Three-Bedroom Apartment in 1970s Townhouse
Location Bayside (Queens)
Rent $1785 (market)
Square feet 2000
Occupants Dr. Reucar Quijada (pediatrician, Pediatric 2000); Dr. Alba Pumarol (family practice resident, Bronx Lebanon Hospital); Paola Quijada (first grade, Our Lady of Blessed Sacrament)
A bright, icy day, the wind pushing against houses and trees. We came off the Cross Island Expressway and there was all this slate-blue water with whitecaps. Then the streets. New York can become suburban so quickly. All the houses look the same: mid-1970s, two apartments each, two garages each, two kinds of shingles eacheach home with two apartments, attached to another two. All these blocks of fours. Soon there will be four of you. [Alba] I'm expecting in January.
Look, a bassinetwhite ruffles, pink, blue, and yellow dots. You came to the states in 1996, lived in Elmhurst, then Flushing, then . . . [Alba] I wanted a dishwasher, dryer, washing machine. People are telling me, "You are requesting a lot. You are in New York now." I said, "Well, but I want to pay for it." They said, "Why do you want a three-bedroom apartment if there are only three people." We looked at like seven or eight houses. We even went to Astoria. For the same price as this, the apartments were so small. You have trash in the entrance of the buildings. My husband was not as demanding. [Reucar] We got this through a pediatrician who lives in Bayside. The owner is from Korea. The area is very diverse, people from Colombia, Dominican Republic, a lot of Italian, Greek. [Alba] Next door are Americans. [Reucar] Chinese are in the front. African American all the way in front.
You like to play baseball. Is there a team around here? The New York Mets!
I meant for you. Oh. The Dominican League. I play every Sunday in warm weather, in Corona, 114th and 37th. I play first and third base.
You look so proud. [Alba] He is a frustrated major-league player. [Reucar] My father had something else in his mind. [Paola] You could still make it. [Reucar] I'm getting a little old. [Alba] Reucar's father is a doctor. My father is a doctor. Paola said she will not be a doctor. [Paola] I want to be a singer and an actress.
W.C. Fields used to live in Bayside when they were making lots of movies in AstoriaSally of the Sawdust, 1920a fact which has nothing to do with your lives or mine or probably the reader's, just a floating scrap of history. Every day, both of you cross the Throgs Neck Bridge, which sounds like you're crossing through the neck of a frog. Reucar, you are in a special doctor's program? [Reucar] If you work in an undeserved area for three years, you can get your green card and work anyplace. I work in Washington Heights. Most of our patients are from the Dominican Republic.

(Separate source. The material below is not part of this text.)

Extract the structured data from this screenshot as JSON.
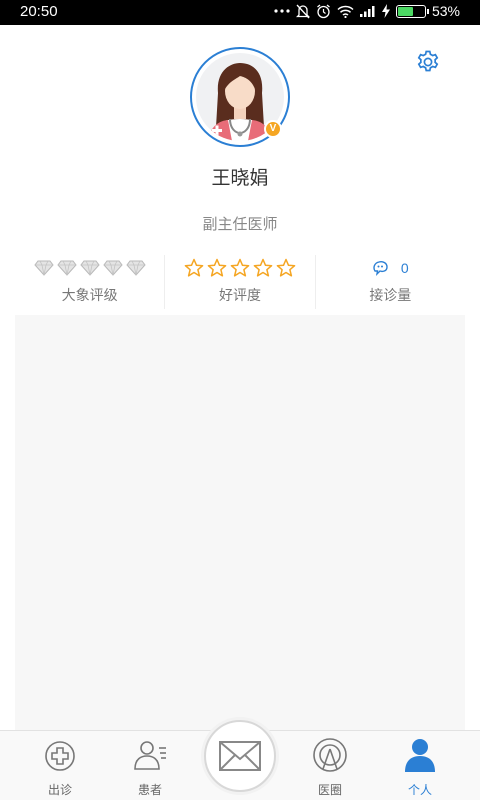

That's where you went to medical school, though you're from Venezuela. [Alba] Latin Americans everywhere, basically it's the same. I'm from the Dominican Republic. I was born in Mexico. My father went there to do his medical training. I'm the oldest, there's another girl, and triplets, brothers. That's incredible. When they were born, they had to bring extra doctors to help. In my practice, I also do home visits. Mainly Hispanic, African American patients. [Reucar] Very old apartments and crowded. [Alba] If you are just in a clinic, you don't know anything about the person. When you go to their home, you realize more. One lady was using a cane. She lives on the 10th floor!
You have a wall with little pottery houses, the red one . . . [Alba] Two balconies with flowers, typical Colombian. Here is Venezuelan. My mother has a collection. Every time she visits, she brings me one. I say, "No more."
And all these little paintings. Each one has a small house, with two black windows and a palm tree. Those lavender clouds above, island clouds, always moving, very hormonal. Did you have a house like this? [Reucar] This isn't anywhere we lived.
Get the This Week's Top Stories Newsletter
Every week we collect the latest news, music and arts stories — along with film and food reviews and the best things to do this week — so that you’ll never miss Village Voice's biggest stories.